- Steven Barnett is professor of communications at the University of Westminster, and a writer and commentator on broadcasting issues. He is finishing writing a book “Just Wires and Lights? The Rise and Fall of Television Journalism” that will published by Sage in 2010. The opinions expressed are his own. -
I was in the audience for Murdoch senior’s MacTaggart lecture 20 years ago, and was shocked –- as were many others –- by the ignorance and shallowness of his analysis. It wasn’t just the blatant self-interest of promoting his newly launched Sky channels; it was the sheer incomprehension of British television’s achievements in broadcast journalism compared to its manifest failure in the United States. Murdoch senior pretended it was the other way round, a strange distortion of the empirical evidence.
Son James is clearly a chip off the old block. His MacTaggart lecture was adapted for modern times, but his analysis of what was “wrong” with British broadcasting –- and particularly broadcast journalism –- was as misguided and self-deluded as his father’s.

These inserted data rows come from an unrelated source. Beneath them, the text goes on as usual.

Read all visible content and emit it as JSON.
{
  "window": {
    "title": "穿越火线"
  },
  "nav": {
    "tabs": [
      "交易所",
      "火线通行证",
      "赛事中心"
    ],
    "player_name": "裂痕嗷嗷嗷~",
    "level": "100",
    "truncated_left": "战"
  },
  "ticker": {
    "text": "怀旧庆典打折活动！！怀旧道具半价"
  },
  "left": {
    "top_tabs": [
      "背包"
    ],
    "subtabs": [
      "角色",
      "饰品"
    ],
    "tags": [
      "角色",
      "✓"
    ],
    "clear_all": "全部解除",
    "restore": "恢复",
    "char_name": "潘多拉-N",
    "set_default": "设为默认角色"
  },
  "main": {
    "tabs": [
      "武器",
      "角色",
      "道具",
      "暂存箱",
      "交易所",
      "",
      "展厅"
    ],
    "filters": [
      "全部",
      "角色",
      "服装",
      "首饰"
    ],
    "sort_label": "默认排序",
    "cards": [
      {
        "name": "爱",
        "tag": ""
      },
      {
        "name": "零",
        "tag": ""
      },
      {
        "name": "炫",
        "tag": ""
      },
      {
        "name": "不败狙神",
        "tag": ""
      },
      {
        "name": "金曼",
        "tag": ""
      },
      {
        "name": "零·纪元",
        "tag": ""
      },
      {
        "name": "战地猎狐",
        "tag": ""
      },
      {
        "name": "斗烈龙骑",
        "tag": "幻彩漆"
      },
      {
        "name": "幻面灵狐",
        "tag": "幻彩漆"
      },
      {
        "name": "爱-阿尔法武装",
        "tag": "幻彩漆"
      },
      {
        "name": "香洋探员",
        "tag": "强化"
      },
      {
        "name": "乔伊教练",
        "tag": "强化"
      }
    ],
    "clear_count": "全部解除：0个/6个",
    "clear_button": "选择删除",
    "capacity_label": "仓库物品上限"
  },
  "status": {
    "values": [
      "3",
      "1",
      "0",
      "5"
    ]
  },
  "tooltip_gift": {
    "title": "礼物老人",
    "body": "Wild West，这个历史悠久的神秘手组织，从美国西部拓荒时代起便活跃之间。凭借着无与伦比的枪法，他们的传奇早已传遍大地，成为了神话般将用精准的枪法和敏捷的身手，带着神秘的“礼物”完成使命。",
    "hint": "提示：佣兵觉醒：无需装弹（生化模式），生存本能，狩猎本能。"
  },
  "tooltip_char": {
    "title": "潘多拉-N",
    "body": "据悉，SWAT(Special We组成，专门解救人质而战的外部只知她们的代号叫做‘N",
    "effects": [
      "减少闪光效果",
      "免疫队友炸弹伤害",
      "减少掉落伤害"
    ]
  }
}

There was the usual stuff about free enterprise, free choice and freedom in general being undermined by “massive, state-funded intervention”, and the usual claptrap about the TV licence fee penalising the poor (in fact, it provides astonishingly good consumer value and is disproportionately valuable to the poorest who make most use of television).